### DATA FOR THIS TASK

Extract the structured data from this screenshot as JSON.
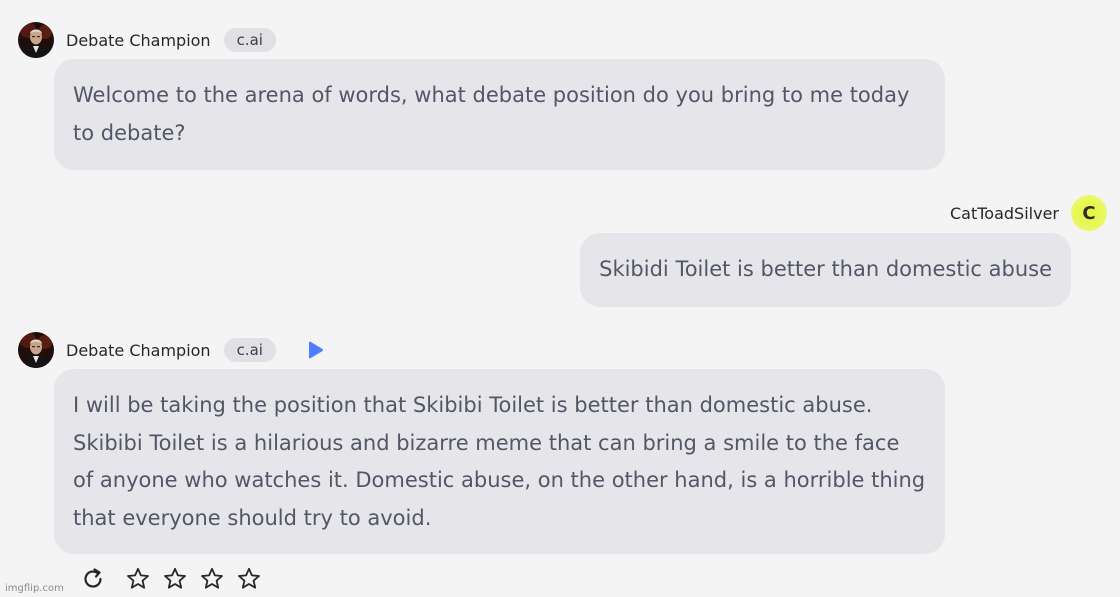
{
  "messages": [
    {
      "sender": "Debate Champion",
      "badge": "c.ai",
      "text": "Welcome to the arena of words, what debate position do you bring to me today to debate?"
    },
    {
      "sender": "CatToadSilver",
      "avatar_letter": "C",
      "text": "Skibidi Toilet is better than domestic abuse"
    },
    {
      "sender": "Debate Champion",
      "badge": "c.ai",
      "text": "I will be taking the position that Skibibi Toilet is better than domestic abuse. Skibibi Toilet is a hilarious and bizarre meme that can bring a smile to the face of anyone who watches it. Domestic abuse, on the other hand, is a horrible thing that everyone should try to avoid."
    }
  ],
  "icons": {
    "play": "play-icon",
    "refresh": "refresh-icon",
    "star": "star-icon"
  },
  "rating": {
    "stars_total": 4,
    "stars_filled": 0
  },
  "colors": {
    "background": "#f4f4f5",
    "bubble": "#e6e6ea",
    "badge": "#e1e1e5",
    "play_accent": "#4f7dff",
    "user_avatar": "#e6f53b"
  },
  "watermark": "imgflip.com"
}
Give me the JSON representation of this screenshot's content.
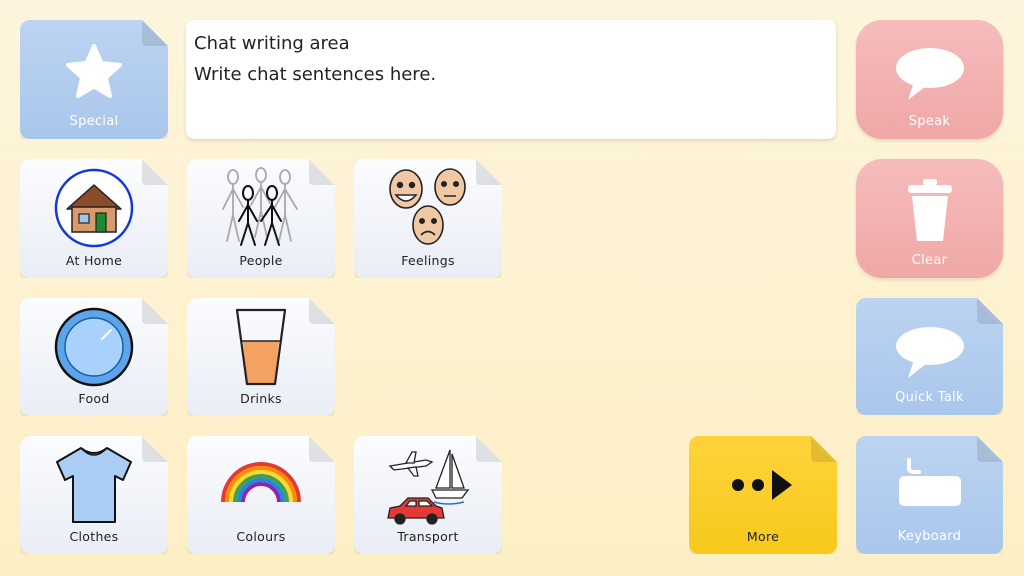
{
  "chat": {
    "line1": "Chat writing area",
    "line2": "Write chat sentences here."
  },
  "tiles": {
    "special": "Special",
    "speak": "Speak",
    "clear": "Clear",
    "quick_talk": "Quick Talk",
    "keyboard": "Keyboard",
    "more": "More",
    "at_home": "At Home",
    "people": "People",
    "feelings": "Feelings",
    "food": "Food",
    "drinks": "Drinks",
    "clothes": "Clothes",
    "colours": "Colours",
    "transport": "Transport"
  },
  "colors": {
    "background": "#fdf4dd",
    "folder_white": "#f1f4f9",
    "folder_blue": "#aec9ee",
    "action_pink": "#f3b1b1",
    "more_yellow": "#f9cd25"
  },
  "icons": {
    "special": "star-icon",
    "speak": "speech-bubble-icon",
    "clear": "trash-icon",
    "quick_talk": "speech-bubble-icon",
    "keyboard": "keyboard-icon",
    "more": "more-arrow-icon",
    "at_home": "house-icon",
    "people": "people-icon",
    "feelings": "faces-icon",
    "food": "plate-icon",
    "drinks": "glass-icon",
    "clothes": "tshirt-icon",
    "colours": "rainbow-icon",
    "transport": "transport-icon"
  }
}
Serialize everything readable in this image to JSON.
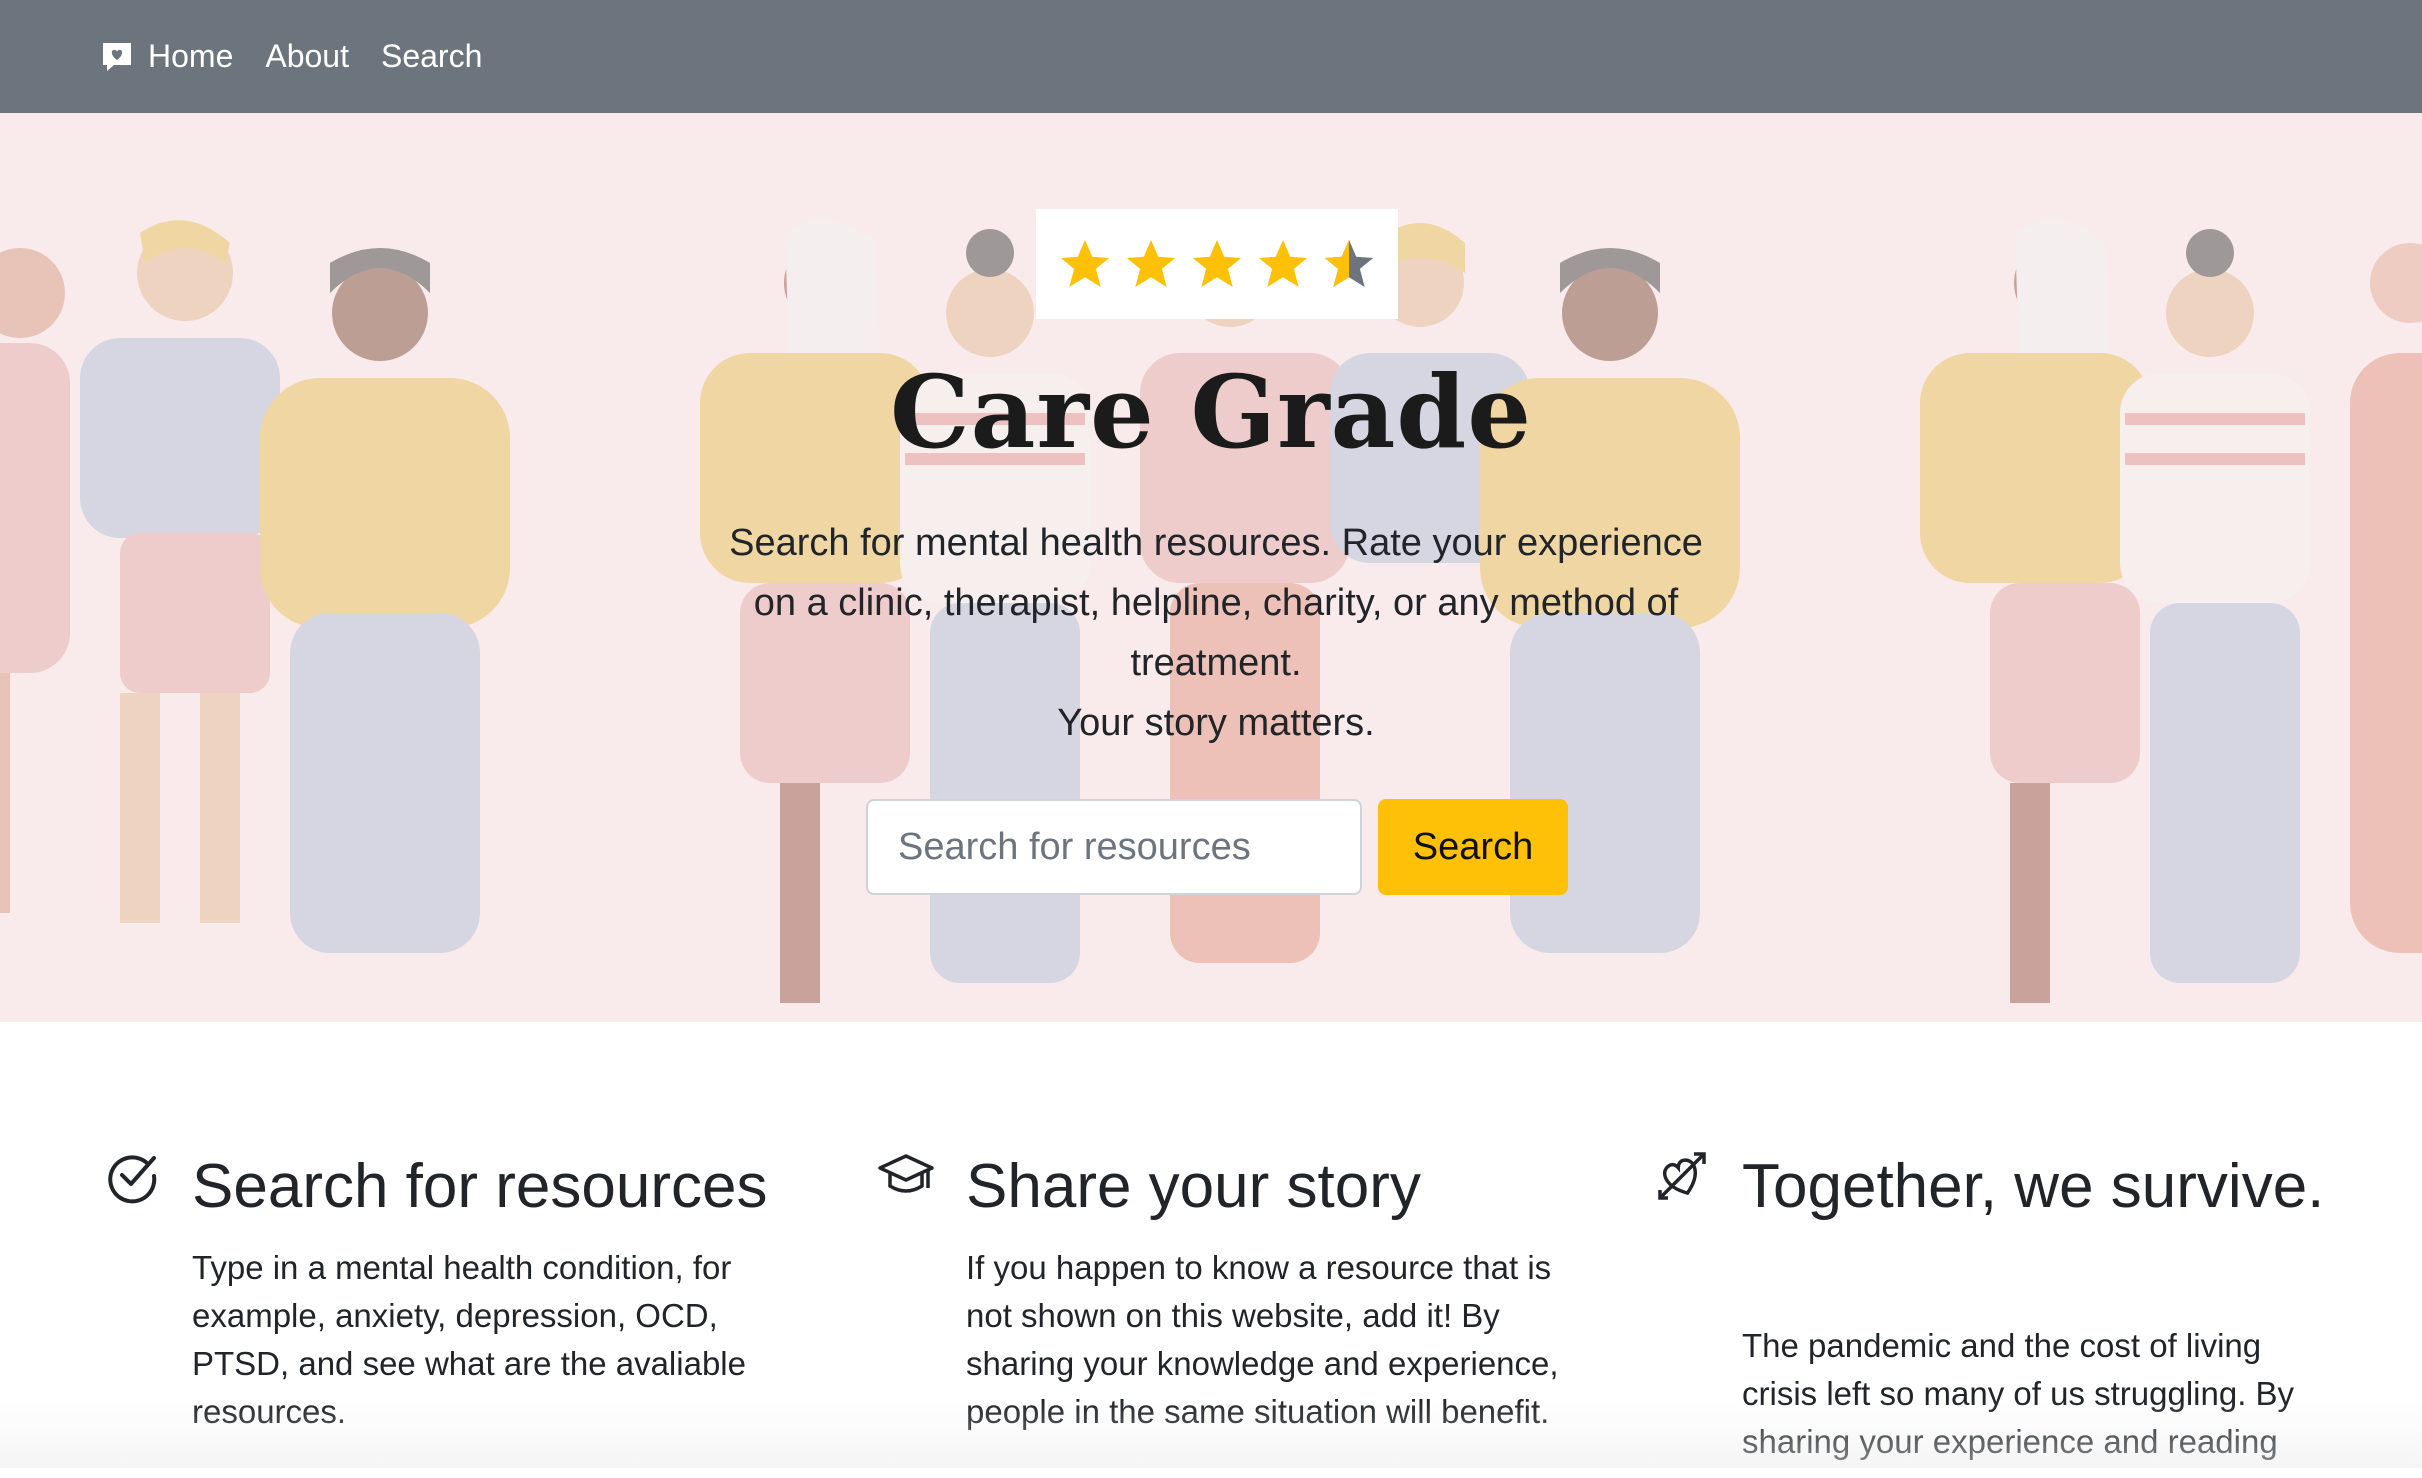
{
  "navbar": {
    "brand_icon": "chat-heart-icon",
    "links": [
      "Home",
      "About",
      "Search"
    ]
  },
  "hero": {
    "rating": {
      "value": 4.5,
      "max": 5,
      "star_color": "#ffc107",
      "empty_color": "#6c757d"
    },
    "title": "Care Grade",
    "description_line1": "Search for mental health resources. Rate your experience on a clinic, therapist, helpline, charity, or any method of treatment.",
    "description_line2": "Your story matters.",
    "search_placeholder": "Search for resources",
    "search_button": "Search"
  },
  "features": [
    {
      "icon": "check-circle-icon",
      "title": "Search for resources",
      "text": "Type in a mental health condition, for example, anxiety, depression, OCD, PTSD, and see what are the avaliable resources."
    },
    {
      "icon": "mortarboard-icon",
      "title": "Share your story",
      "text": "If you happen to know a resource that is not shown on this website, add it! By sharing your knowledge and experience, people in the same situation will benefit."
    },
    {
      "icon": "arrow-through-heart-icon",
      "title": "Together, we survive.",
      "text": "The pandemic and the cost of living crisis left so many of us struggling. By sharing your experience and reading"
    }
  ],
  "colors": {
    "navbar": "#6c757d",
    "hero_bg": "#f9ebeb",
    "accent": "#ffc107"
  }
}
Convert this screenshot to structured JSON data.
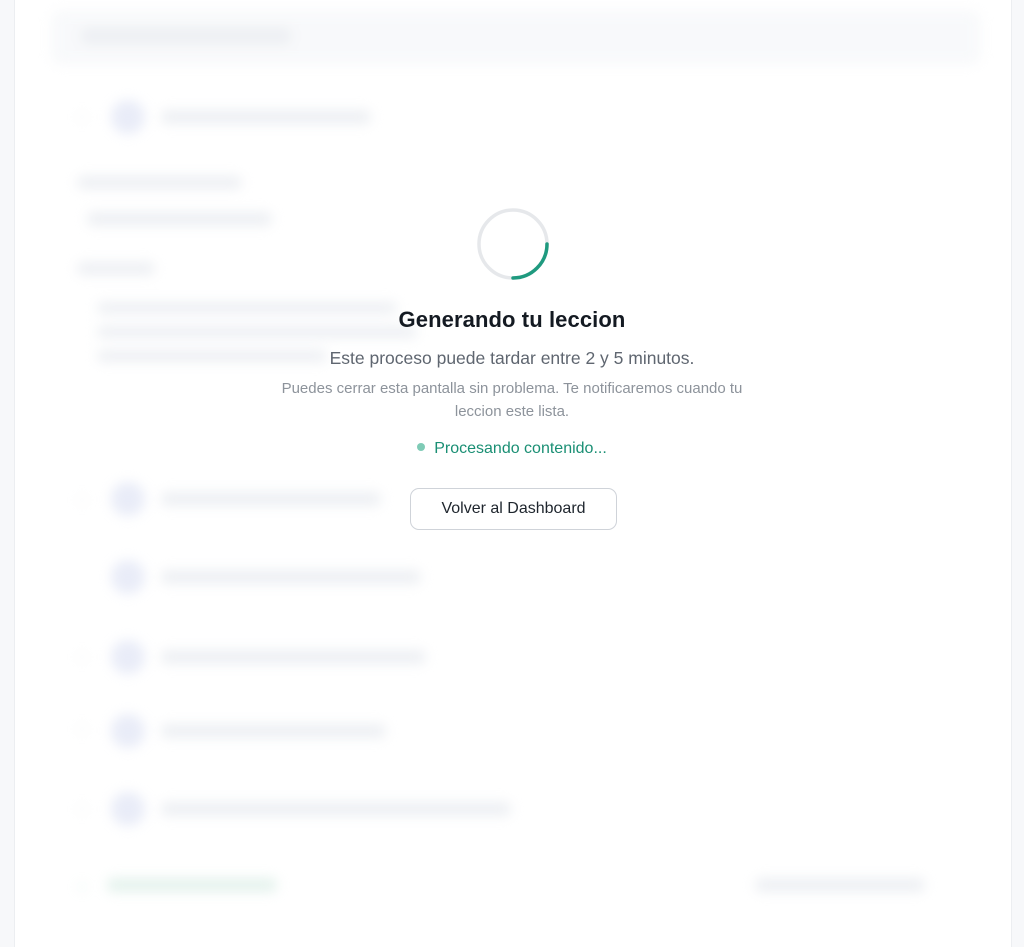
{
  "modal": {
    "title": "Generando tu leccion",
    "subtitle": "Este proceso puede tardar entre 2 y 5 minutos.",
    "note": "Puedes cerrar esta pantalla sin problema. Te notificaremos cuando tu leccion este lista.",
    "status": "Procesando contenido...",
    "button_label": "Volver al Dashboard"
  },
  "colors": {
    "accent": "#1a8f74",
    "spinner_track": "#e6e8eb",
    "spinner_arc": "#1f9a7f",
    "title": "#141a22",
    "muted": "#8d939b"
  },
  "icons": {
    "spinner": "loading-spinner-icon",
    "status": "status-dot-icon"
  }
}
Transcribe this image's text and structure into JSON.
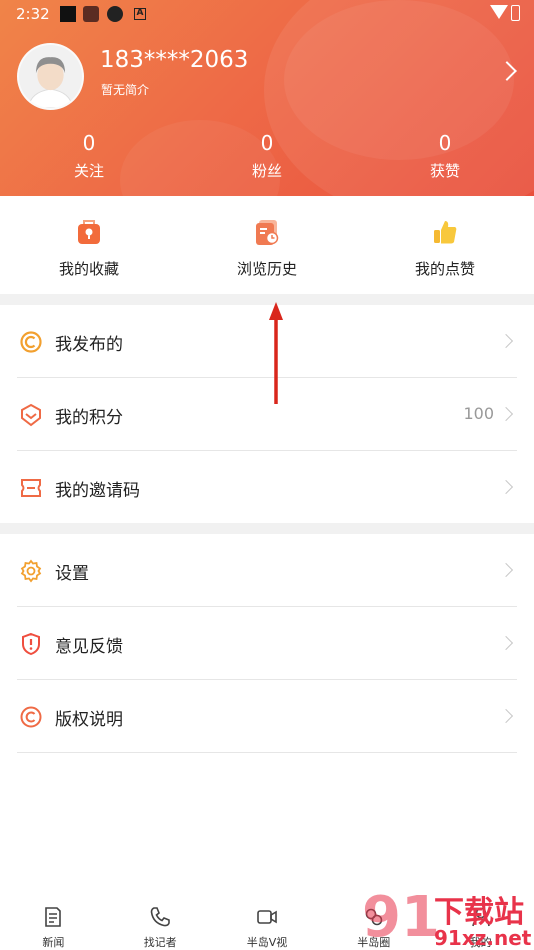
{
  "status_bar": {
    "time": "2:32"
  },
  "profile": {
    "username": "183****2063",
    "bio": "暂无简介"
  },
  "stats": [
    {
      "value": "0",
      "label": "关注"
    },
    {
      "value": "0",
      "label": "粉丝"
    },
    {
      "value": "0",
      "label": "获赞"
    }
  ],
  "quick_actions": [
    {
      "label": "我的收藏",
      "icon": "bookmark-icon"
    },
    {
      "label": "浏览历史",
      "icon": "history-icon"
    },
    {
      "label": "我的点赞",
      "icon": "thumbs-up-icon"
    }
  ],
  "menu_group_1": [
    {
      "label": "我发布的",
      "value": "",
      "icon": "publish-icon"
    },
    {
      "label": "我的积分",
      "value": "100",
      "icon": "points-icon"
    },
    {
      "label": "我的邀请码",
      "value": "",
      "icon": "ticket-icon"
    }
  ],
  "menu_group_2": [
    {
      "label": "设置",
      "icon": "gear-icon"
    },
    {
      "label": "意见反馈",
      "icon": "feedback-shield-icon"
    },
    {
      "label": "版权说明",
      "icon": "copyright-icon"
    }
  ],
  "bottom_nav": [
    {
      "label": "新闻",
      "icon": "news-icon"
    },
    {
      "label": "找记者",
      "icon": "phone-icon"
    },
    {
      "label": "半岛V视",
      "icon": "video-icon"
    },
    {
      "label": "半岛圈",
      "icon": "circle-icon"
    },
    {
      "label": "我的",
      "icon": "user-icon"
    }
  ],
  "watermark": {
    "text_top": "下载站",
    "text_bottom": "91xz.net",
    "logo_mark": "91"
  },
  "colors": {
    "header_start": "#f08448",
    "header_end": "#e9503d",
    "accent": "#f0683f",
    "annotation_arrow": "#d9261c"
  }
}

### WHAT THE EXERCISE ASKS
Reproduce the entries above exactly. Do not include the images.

### ANSWER BELOW
Extract the structured data from this screenshot as JSON.
{
  "messages": [
    {
      "sender": "Debate Champion",
      "badge": "c.ai",
      "text": "Welcome to the arena of words, what debate position do you bring to me today to debate?"
    },
    {
      "sender": "CatToadSilver",
      "avatar_letter": "C",
      "text": "Skibidi Toilet is better than domestic abuse"
    },
    {
      "sender": "Debate Champion",
      "badge": "c.ai",
      "text": "I will be taking the position that Skibibi Toilet is better than domestic abuse. Skibibi Toilet is a hilarious and bizarre meme that can bring a smile to the face of anyone who watches it. Domestic abuse, on the other hand, is a horrible thing that everyone should try to avoid."
    }
  ],
  "icons": {
    "play": "play-icon",
    "refresh": "refresh-icon",
    "star": "star-icon"
  },
  "rating": {
    "stars_total": 4,
    "stars_filled": 0
  },
  "colors": {
    "background": "#f4f4f5",
    "bubble": "#e6e6ea",
    "badge": "#e1e1e5",
    "play_accent": "#4f7dff",
    "user_avatar": "#e6f53b"
  },
  "watermark": "imgflip.com"
}
Give me the JSON representation of this screenshot's content.
{
  "chat": {
    "line1": "Chat writing area",
    "line2": "Write chat sentences here."
  },
  "tiles": {
    "special": "Special",
    "speak": "Speak",
    "clear": "Clear",
    "quick_talk": "Quick Talk",
    "keyboard": "Keyboard",
    "more": "More",
    "at_home": "At Home",
    "people": "People",
    "feelings": "Feelings",
    "food": "Food",
    "drinks": "Drinks",
    "clothes": "Clothes",
    "colours": "Colours",
    "transport": "Transport"
  },
  "colors": {
    "background": "#fdf4dd",
    "folder_white": "#f1f4f9",
    "folder_blue": "#aec9ee",
    "action_pink": "#f3b1b1",
    "more_yellow": "#f9cd25"
  },
  "icons": {
    "special": "star-icon",
    "speak": "speech-bubble-icon",
    "clear": "trash-icon",
    "quick_talk": "speech-bubble-icon",
    "keyboard": "keyboard-icon",
    "more": "more-arrow-icon",
    "at_home": "house-icon",
    "people": "people-icon",
    "feelings": "faces-icon",
    "food": "plate-icon",
    "drinks": "glass-icon",
    "clothes": "tshirt-icon",
    "colours": "rainbow-icon",
    "transport": "transport-icon"
  }
}
Serialize everything readable in this image to JSON.
{
  "navbar": {
    "brand_icon": "chat-heart-icon",
    "links": [
      "Home",
      "About",
      "Search"
    ]
  },
  "hero": {
    "rating": {
      "value": 4.5,
      "max": 5,
      "star_color": "#ffc107",
      "empty_color": "#6c757d"
    },
    "title": "Care Grade",
    "description_line1": "Search for mental health resources. Rate your experience on a clinic, therapist, helpline, charity, or any method of treatment.",
    "description_line2": "Your story matters.",
    "search_placeholder": "Search for resources",
    "search_button": "Search"
  },
  "features": [
    {
      "icon": "check-circle-icon",
      "title": "Search for resources",
      "text": "Type in a mental health condition, for example, anxiety, depression, OCD, PTSD, and see what are the avaliable resources."
    },
    {
      "icon": "mortarboard-icon",
      "title": "Share your story",
      "text": "If you happen to know a resource that is not shown on this website, add it! By sharing your knowledge and experience, people in the same situation will benefit."
    },
    {
      "icon": "arrow-through-heart-icon",
      "title": "Together, we survive.",
      "text": "The pandemic and the cost of living crisis left so many of us struggling. By sharing your experience and reading"
    }
  ],
  "colors": {
    "navbar": "#6c757d",
    "hero_bg": "#f9ebeb",
    "accent": "#ffc107"
  }
}
Convert this screenshot to structured JSON data.
{
  "modal": {
    "title": "Generando tu leccion",
    "subtitle": "Este proceso puede tardar entre 2 y 5 minutos.",
    "note": "Puedes cerrar esta pantalla sin problema. Te notificaremos cuando tu leccion este lista.",
    "status": "Procesando contenido...",
    "button_label": "Volver al Dashboard"
  },
  "colors": {
    "accent": "#1a8f74",
    "spinner_track": "#e6e8eb",
    "spinner_arc": "#1f9a7f",
    "title": "#141a22",
    "muted": "#8d939b"
  },
  "icons": {
    "spinner": "loading-spinner-icon",
    "status": "status-dot-icon"
  }
}
Transcribe this image's text and structure into JSON.
{
  "status_bar": {
    "time": "2:32"
  },
  "profile": {
    "username": "183****2063",
    "bio": "暂无简介"
  },
  "stats": [
    {
      "value": "0",
      "label": "关注"
    },
    {
      "value": "0",
      "label": "粉丝"
    },
    {
      "value": "0",
      "label": "获赞"
    }
  ],
  "quick_actions": [
    {
      "label": "我的收藏",
      "icon": "bookmark-icon"
    },
    {
      "label": "浏览历史",
      "icon": "history-icon"
    },
    {
      "label": "我的点赞",
      "icon": "thumbs-up-icon"
    }
  ],
  "menu_group_1": [
    {
      "label": "我发布的",
      "value": "",
      "icon": "publish-icon"
    },
    {
      "label": "我的积分",
      "value": "100",
      "icon": "points-icon"
    },
    {
      "label": "我的邀请码",
      "value": "",
      "icon": "ticket-icon"
    }
  ],
  "menu_group_2": [
    {
      "label": "设置",
      "icon": "gear-icon"
    },
    {
      "label": "意见反馈",
      "icon": "feedback-shield-icon"
    },
    {
      "label": "版权说明",
      "icon": "copyright-icon"
    }
  ],
  "bottom_nav": [
    {
      "label": "新闻",
      "icon": "news-icon"
    },
    {
      "label": "找记者",
      "icon": "phone-icon"
    },
    {
      "label": "半岛V视",
      "icon": "video-icon"
    },
    {
      "label": "半岛圈",
      "icon": "circle-icon"
    },
    {
      "label": "我的",
      "icon": "user-icon"
    }
  ],
  "watermark": {
    "text_top": "下载站",
    "text_bottom": "91xz.net",
    "logo_mark": "91"
  },
  "colors": {
    "header_start": "#f08448",
    "header_end": "#e9503d",
    "accent": "#f0683f",
    "annotation_arrow": "#d9261c"
  }
}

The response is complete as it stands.